Task: Among the entries below, find all lines that include "label" and copy them.

App and web page records
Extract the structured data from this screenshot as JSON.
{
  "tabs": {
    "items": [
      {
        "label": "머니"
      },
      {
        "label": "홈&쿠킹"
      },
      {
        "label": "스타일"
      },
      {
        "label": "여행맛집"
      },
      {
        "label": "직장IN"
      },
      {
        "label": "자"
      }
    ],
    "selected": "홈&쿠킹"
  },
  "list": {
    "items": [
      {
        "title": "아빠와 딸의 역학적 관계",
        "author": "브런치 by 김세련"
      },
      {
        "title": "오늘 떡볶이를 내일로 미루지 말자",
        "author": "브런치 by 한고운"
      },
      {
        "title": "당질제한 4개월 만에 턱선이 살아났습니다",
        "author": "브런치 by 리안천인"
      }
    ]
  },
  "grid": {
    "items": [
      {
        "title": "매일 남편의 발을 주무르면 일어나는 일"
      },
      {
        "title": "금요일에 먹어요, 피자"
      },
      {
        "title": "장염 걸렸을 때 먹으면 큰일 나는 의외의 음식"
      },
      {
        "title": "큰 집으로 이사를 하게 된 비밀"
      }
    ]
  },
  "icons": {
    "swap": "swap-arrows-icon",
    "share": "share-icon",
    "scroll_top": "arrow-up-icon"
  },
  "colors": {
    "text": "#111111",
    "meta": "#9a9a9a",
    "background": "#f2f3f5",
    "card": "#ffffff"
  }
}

Solved problem:
        "label": "머니"
        "label": "홈&쿠킹"
        "label": "스타일"
        "label": "여행맛집"
        "label": "직장IN"
        "label": "자"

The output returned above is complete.